* **WHAT THE TASK ASKS**
Note every line in the entries that contains the string "from", and copy it.

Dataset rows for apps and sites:
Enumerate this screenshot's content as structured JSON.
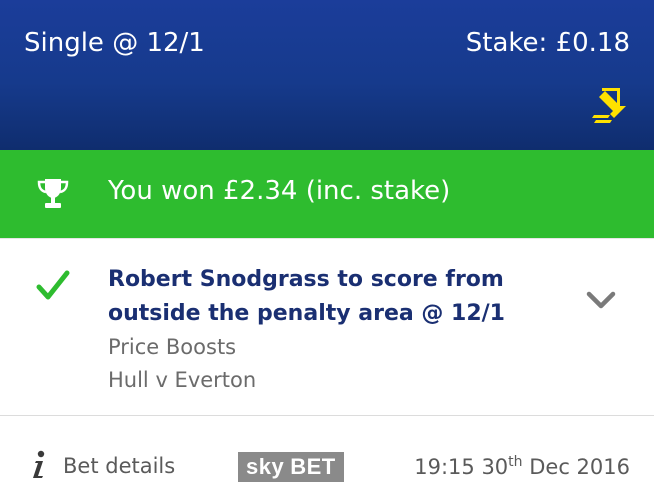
{
  "header": {
    "bet_type": "Single @ 12/1",
    "stake": "Stake: £0.18",
    "cashout_icon": "up-arrow-icon",
    "arrow_color": "#ffe100",
    "background": "#163a8c"
  },
  "result": {
    "icon": "trophy-icon",
    "text": "You won £2.34 (inc. stake)",
    "background": "#2ebc2f"
  },
  "selection": {
    "status_icon": "checkmark-icon",
    "title": "Robert Snodgrass to score from outside the penalty area @ 12/1",
    "market": "Price Boosts",
    "event": "Hull v Everton",
    "expand_icon": "chevron-down-icon",
    "title_color": "#1a2f72"
  },
  "footer": {
    "info_icon": "info-icon",
    "bet_details_label": "Bet details",
    "logo": {
      "part1": "sky",
      "part2": "BET"
    },
    "time": "19:15",
    "day": "30",
    "ordinal": "th",
    "month_year": "Dec 2016"
  }
}
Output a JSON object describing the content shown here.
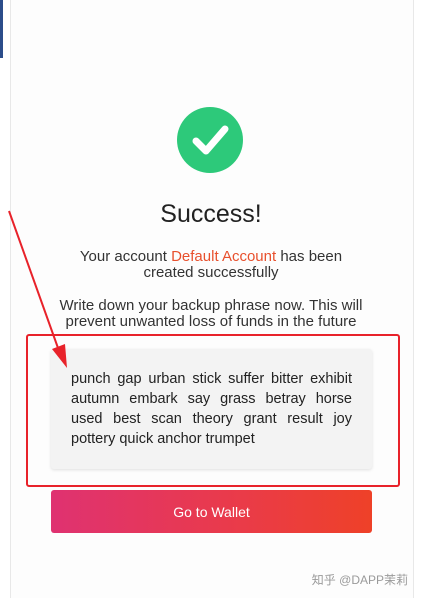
{
  "success": {
    "title": "Success!",
    "message_prefix": "Your account",
    "account_name": "Default Account",
    "message_suffix": "has been created successfully",
    "backup_instruction": "Write down your backup phrase now. This will prevent unwanted loss of funds in the future"
  },
  "backup_phrase": {
    "words": "punch gap urban stick suffer bitter exhibit autumn embark say grass betray horse used best scan theory grant result joy pottery quick anchor trumpet"
  },
  "actions": {
    "go_to_wallet_label": "Go to Wallet"
  },
  "watermark": {
    "text": "知乎 @DAPP茉莉"
  },
  "colors": {
    "success_green": "#2dc97a",
    "accent_orange": "#e8502d",
    "annotation_red": "#e8222a",
    "button_gradient_start": "#df3271",
    "button_gradient_end": "#ee4128"
  }
}
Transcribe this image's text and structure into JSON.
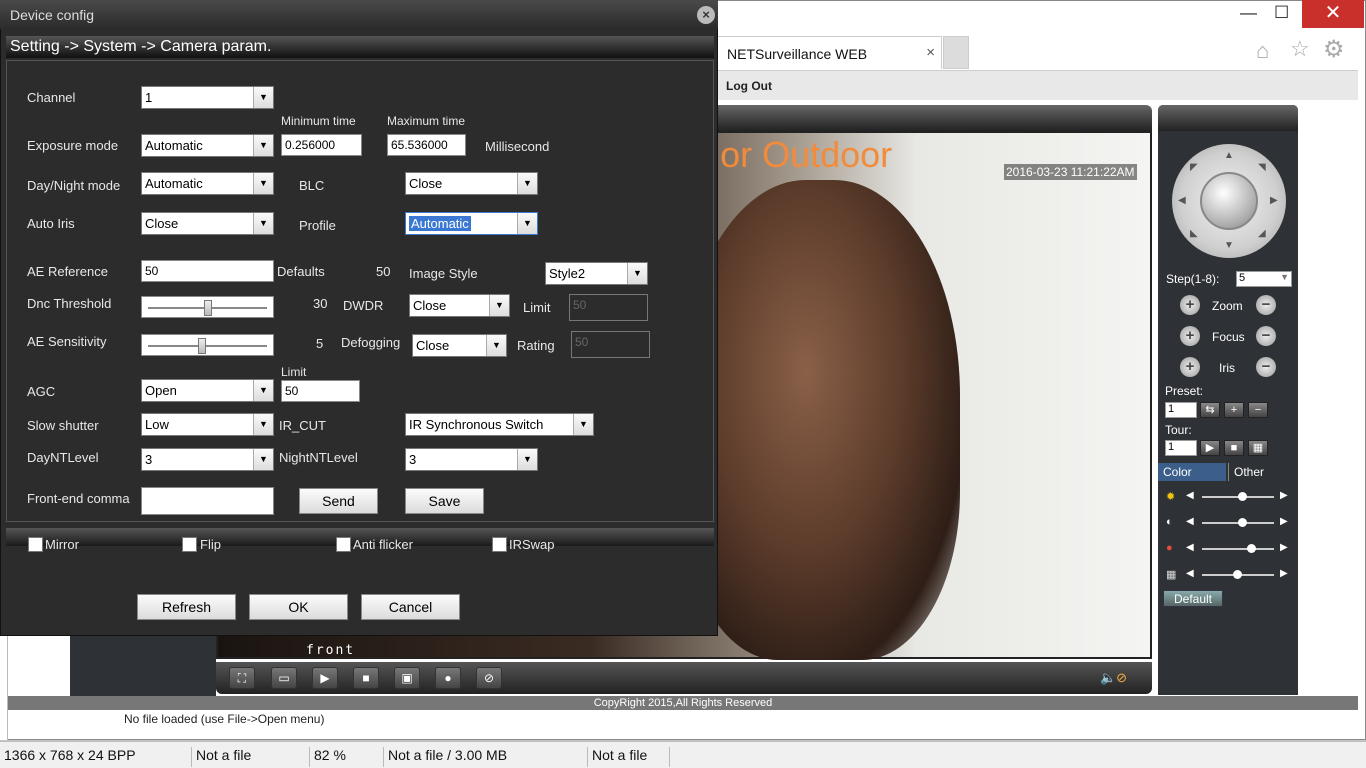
{
  "browser": {
    "tab_title": "NETSurveillance WEB",
    "tab_close": "×",
    "logout": "Log Out",
    "timestamp": "2016-03-23 11:21:22AM",
    "video_label": "front",
    "copyright": "CopyRight 2015,All Rights Reserved",
    "win_min": "—",
    "win_max": "☐",
    "win_close": "✕"
  },
  "ptz": {
    "step_label": "Step(1-8):",
    "step_value": "5",
    "zoom": "Zoom",
    "focus": "Focus",
    "iris": "Iris",
    "preset": "Preset:",
    "preset_value": "1",
    "tour": "Tour:",
    "tour_value": "1",
    "tab_color": "Color",
    "tab_other": "Other",
    "default_btn": "Default"
  },
  "annotation": "Indoor or Outdoor",
  "dialog": {
    "title": "Device config",
    "path": "Setting -> System -> Camera param.",
    "channel_label": "Channel",
    "channel_value": "1",
    "min_time_label": "Minimum time",
    "max_time_label": "Maximum time",
    "exposure_label": "Exposure mode",
    "exposure_value": "Automatic",
    "min_time_value": "0.256000",
    "max_time_value": "65.536000",
    "millisecond": "Millisecond",
    "daynight_label": "Day/Night mode",
    "daynight_value": "Automatic",
    "blc_label": "BLC",
    "blc_value": "Close",
    "autoiris_label": "Auto Iris",
    "autoiris_value": "Close",
    "profile_label": "Profile",
    "profile_value": "Automatic",
    "aeref_label": "AE Reference",
    "aeref_value": "50",
    "defaults_label": "Defaults",
    "defaults_value": "50",
    "imagestyle_label": "Image Style",
    "imagestyle_value": "Style2",
    "dnc_label": "Dnc Threshold",
    "dnc_value": "30",
    "dwdr_label": "DWDR",
    "dwdr_value": "Close",
    "limit_label": "Limit",
    "limit_value": "50",
    "aesens_label": "AE Sensitivity",
    "aesens_value": "5",
    "defog_label": "Defogging",
    "defog_value": "Close",
    "rating_label": "Rating",
    "rating_value": "50",
    "agc_limit_label": "Limit",
    "agc_label": "AGC",
    "agc_value": "Open",
    "agc_limit_value": "50",
    "slowshutter_label": "Slow shutter",
    "slowshutter_value": "Low",
    "ircut_label": "IR_CUT",
    "ircut_value": "IR Synchronous Switch",
    "dayntl_label": "DayNTLevel",
    "dayntl_value": "3",
    "nightntl_label": "NightNTLevel",
    "nightntl_value": "3",
    "frontend_label": "Front-end comma",
    "frontend_value": "",
    "send_btn": "Send",
    "save_btn": "Save",
    "mirror": "Mirror",
    "flip": "Flip",
    "antiflicker": "Anti flicker",
    "irswap": "IRSwap",
    "refresh_btn": "Refresh",
    "ok_btn": "OK",
    "cancel_btn": "Cancel",
    "close_x": "×"
  },
  "viewer": {
    "no_file": "No file loaded (use File->Open menu)",
    "status": [
      "1366 x 768 x 24 BPP",
      "Not a file",
      "82 %",
      "Not a file / 3.00 MB",
      "Not a file"
    ]
  },
  "slider_levels": [
    0.55,
    0.55,
    0.68,
    0.48
  ],
  "dialog_slider_levels": {
    "dnc": 0.5,
    "aesens": 0.45
  },
  "colors": {
    "annotation": "#f28b3b",
    "highlight": "#3b78d4"
  }
}
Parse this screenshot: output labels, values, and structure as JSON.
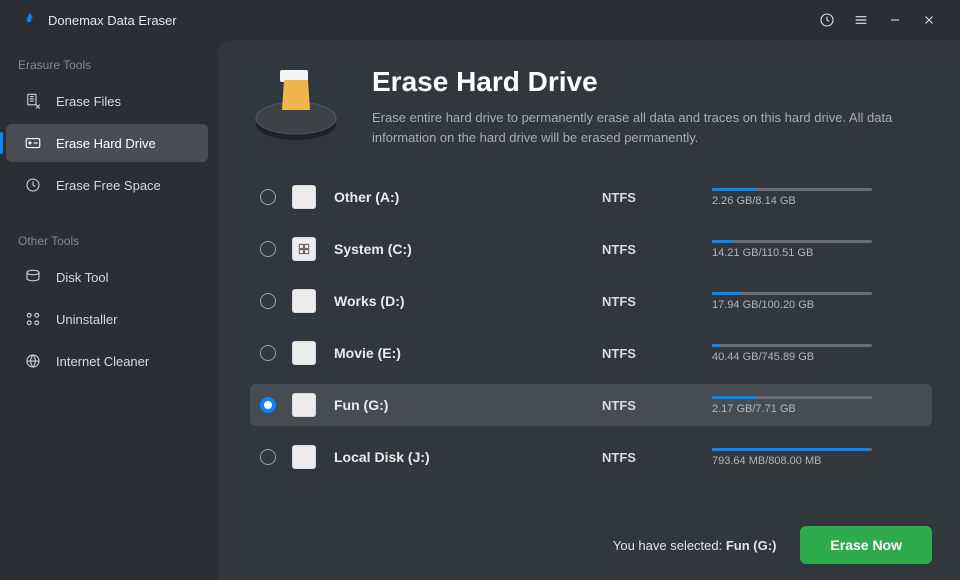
{
  "app": {
    "title": "Donemax Data Eraser"
  },
  "sidebar": {
    "sections": [
      {
        "label": "Erasure Tools",
        "items": [
          {
            "label": "Erase Files",
            "active": false
          },
          {
            "label": "Erase Hard Drive",
            "active": true
          },
          {
            "label": "Erase Free Space",
            "active": false
          }
        ]
      },
      {
        "label": "Other Tools",
        "items": [
          {
            "label": "Disk Tool",
            "active": false
          },
          {
            "label": "Uninstaller",
            "active": false
          },
          {
            "label": "Internet Cleaner",
            "active": false
          }
        ]
      }
    ]
  },
  "hero": {
    "title": "Erase Hard Drive",
    "desc": "Erase entire hard drive to permanently erase all data and traces on this hard drive. All data information on the hard drive will be erased permanently."
  },
  "drives": [
    {
      "name": "Other (A:)",
      "fs": "NTFS",
      "sizes": "2.26 GB/8.14 GB",
      "pct": 28,
      "sys": false,
      "selected": false
    },
    {
      "name": "System (C:)",
      "fs": "NTFS",
      "sizes": "14.21 GB/110.51 GB",
      "pct": 13,
      "sys": true,
      "selected": false
    },
    {
      "name": "Works (D:)",
      "fs": "NTFS",
      "sizes": "17.94 GB/100.20 GB",
      "pct": 18,
      "sys": false,
      "selected": false
    },
    {
      "name": "Movie (E:)",
      "fs": "NTFS",
      "sizes": "40.44 GB/745.89 GB",
      "pct": 5,
      "sys": false,
      "selected": false
    },
    {
      "name": "Fun (G:)",
      "fs": "NTFS",
      "sizes": "2.17 GB/7.71 GB",
      "pct": 28,
      "sys": false,
      "selected": true
    },
    {
      "name": "Local Disk (J:)",
      "fs": "NTFS",
      "sizes": "793.64 MB/808.00 MB",
      "pct": 98,
      "sys": false,
      "selected": false
    }
  ],
  "footer": {
    "status_prefix": "You have selected: ",
    "selected_name": "Fun (G:)",
    "button": "Erase Now"
  }
}
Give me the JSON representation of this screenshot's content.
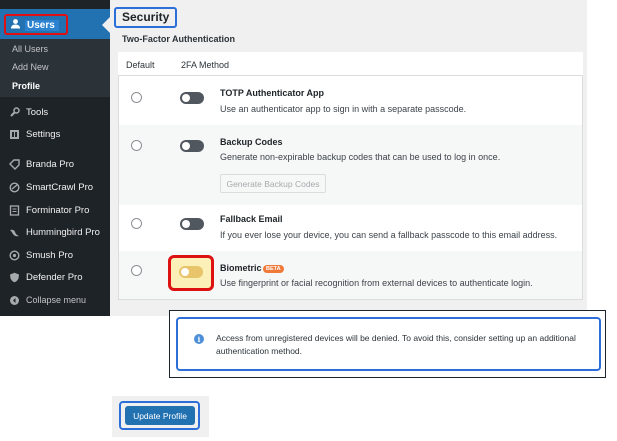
{
  "sidebar": {
    "users_label": "Users",
    "submenu": [
      "All Users",
      "Add New",
      "Profile"
    ],
    "items": [
      {
        "label": "Tools",
        "icon": "wrench-icon"
      },
      {
        "label": "Settings",
        "icon": "settings-icon"
      },
      {
        "label": "Branda Pro",
        "icon": "branda-icon"
      },
      {
        "label": "SmartCrawl Pro",
        "icon": "smartcrawl-icon"
      },
      {
        "label": "Forminator Pro",
        "icon": "forminator-icon"
      },
      {
        "label": "Hummingbird Pro",
        "icon": "hummingbird-icon"
      },
      {
        "label": "Smush Pro",
        "icon": "smush-icon"
      },
      {
        "label": "Defender Pro",
        "icon": "defender-icon"
      }
    ],
    "collapse_label": "Collapse menu"
  },
  "security": {
    "title": "Security",
    "subtitle": "Two-Factor Authentication",
    "columns": [
      "Default",
      "2FA Method"
    ],
    "methods": [
      {
        "name": "TOTP Authenticator App",
        "description": "Use an authenticator app to sign in with a separate passcode."
      },
      {
        "name": "Backup Codes",
        "description": "Generate non-expirable backup codes that can be used to log in once.",
        "button": "Generate Backup Codes"
      },
      {
        "name": "Fallback Email",
        "description": "If you ever lose your device, you can send a fallback passcode to this email address."
      },
      {
        "name": "Biometric",
        "badge": "BETA",
        "description": "Use fingerprint or facial recognition from external devices to authenticate login."
      }
    ]
  },
  "notice": {
    "icon": "info-icon",
    "text": "Access from unregistered devices will be denied. To avoid this, consider setting up an additional authentication method."
  },
  "update_button": "Update Profile",
  "colors": {
    "accent": "#2271b1",
    "sidebar": "#1d2327",
    "highlight_red": "#e01010",
    "highlight_blue": "#2c6fd8"
  }
}
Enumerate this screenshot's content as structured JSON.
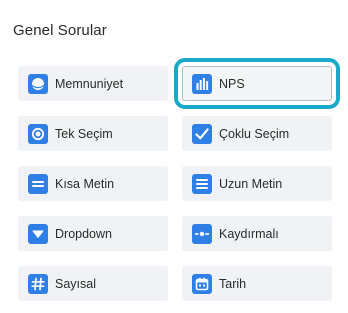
{
  "section": {
    "title": "Genel Sorular"
  },
  "question_types": [
    {
      "label": "Memnuniyet",
      "icon": "smiley-icon",
      "selected": false
    },
    {
      "label": "NPS",
      "icon": "bar-chart-icon",
      "selected": true
    },
    {
      "label": "Tek Seçim",
      "icon": "radio-icon",
      "selected": false
    },
    {
      "label": "Çoklu Seçim",
      "icon": "checkmark-icon",
      "selected": false
    },
    {
      "label": "Kısa Metin",
      "icon": "short-text-icon",
      "selected": false
    },
    {
      "label": "Uzun Metin",
      "icon": "long-text-icon",
      "selected": false
    },
    {
      "label": "Dropdown",
      "icon": "dropdown-arrow-icon",
      "selected": false
    },
    {
      "label": "Kaydırmalı",
      "icon": "slider-icon",
      "selected": false
    },
    {
      "label": "Sayısal",
      "icon": "hash-icon",
      "selected": false
    },
    {
      "label": "Tarih",
      "icon": "calendar-icon",
      "selected": false
    }
  ],
  "colors": {
    "icon_background": "#2f7fe6",
    "selection_outline": "#1aa9c9",
    "tile_background": "#f1f2f5"
  }
}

* **WRITTEN ANSWER**
    "title": "Robert Snodgrass to score from outside the penalty area @ 12/1",
        "description": "Use fingerprint or facial recognition from external devices to authenticate login."
    "text": "Access from unregistered devices will be denied. To avoid this, consider setting up an additional authentication method."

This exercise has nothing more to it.